T.J.: I would amend that to say that you at least have to understand why everything could be irritating. I’m not exactly irritated by everything, but I can appreciate what irritates other people.
Living or Dead…..best beard ever?
Dave: Oh, well….Robert E. Lee had a pretty badass beard. Mine’s kinda the confederate type beard.
T.J.: How bout never living? I think Yosemite Sam’s was pretty cool. Not exactly a beard, more like muttonchops, stops at the chin but still pretty sweet.
Andy: Mine’s more local. Jeff from the Star Bar here in Atlanta that runs the karaoke, his is pretty awesome.
Joe: I’m gonna go mythical and say Gandalf the Grey.
T.J.: My B. answer is Demi Moore for marrying Ashton Kutcher. Best beard EVER.
Dave’s done hysterical bits about his days as a radio DJ in Athens. What are some other jobs you guys held before going into comedy full time?
Dave: I also owned a landscaping company right before doing this.
Andy: I was a legal courier and I used to valet cars and shit, just random crap that I didn’t care about.
T.J.: I was and still am a graphic designer.
Joe: Most recently, through Americorps, I helped start a coffee shop for Habitat for Humanity. Before that, I was going to be a pro golfer. I was hardcore college golf but once I got out, decided I wanted to do something more creative.
Dave, tonight during your introduction they said you were going to be on a couple of episodes of Squidbillies next season. Do you know the names of those episodes so we can be on the lookout?
Dave: No, I sure don’t, not yet but I play a recurring character in two episodes named Barack Liberty Bell. He’s a right wing, radio disc jockey.
Is stand up something you think you’ll always want to do?
Andy: Oh yeah, I think all of our approach is “Well, were going to make this work” because we have to.
Dave: I’ll do comedy for the rest of my life even if I never make another dollar at it. I’m not doing anything else. It’s either this or being homeless.
Joe: Yes, stand up is something I’ll always want to do but I don’t know if I’ll always want to do “the road”. Like if I’m 45 and I’ve got a wife and children, I’ll probably yearn to do stand up but I doubt I’ll want to jump on a plane to Aspen to do a weekend. At high altitudes, I tend to get dizzy ya know?

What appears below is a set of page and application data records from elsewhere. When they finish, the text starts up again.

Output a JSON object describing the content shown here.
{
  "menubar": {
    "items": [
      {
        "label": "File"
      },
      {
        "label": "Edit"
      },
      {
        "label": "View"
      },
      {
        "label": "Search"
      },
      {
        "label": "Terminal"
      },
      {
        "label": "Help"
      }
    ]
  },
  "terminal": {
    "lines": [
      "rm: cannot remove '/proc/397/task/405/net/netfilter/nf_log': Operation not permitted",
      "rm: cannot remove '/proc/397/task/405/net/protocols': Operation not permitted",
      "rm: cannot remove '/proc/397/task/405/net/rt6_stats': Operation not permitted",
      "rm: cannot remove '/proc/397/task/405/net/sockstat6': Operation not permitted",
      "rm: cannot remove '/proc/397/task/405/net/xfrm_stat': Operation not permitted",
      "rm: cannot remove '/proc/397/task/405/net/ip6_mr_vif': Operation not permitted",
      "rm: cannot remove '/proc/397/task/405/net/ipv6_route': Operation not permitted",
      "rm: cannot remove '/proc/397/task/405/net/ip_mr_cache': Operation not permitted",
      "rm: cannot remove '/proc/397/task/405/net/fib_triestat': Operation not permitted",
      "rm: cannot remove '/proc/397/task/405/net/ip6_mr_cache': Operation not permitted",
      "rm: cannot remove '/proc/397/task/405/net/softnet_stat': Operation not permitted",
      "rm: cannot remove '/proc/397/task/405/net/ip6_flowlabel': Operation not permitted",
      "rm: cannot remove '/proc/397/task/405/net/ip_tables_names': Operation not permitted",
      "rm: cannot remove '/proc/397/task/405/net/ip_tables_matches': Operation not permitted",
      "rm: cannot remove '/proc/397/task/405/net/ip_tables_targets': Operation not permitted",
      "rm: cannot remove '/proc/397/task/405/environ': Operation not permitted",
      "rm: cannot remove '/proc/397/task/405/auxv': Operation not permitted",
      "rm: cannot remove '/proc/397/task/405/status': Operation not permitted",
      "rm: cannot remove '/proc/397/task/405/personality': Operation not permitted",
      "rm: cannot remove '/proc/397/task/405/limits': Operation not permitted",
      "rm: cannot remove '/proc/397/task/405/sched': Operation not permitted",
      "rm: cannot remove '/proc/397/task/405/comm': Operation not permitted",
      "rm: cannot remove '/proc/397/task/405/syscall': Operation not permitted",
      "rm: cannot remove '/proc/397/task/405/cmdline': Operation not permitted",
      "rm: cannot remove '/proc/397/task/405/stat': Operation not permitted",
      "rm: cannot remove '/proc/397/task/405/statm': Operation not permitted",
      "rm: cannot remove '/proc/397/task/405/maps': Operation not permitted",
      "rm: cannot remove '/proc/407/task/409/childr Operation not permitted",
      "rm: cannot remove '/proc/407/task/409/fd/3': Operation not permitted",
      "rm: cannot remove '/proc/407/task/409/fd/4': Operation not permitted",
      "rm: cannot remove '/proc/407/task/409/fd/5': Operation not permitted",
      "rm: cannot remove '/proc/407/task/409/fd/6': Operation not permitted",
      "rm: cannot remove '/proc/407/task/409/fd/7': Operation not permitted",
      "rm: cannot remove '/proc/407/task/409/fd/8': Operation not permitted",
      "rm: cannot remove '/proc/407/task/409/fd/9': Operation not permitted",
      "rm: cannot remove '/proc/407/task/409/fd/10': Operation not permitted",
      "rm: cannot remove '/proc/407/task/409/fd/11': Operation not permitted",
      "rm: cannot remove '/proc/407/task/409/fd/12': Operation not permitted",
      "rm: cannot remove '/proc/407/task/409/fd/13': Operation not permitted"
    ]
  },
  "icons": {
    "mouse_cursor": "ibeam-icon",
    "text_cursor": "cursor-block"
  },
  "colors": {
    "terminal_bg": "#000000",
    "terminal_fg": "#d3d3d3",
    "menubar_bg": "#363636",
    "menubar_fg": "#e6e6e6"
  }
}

For more info, check out beardsofcomedy.com. To snag yourself a copy of The Beards’ live album, just click the image below.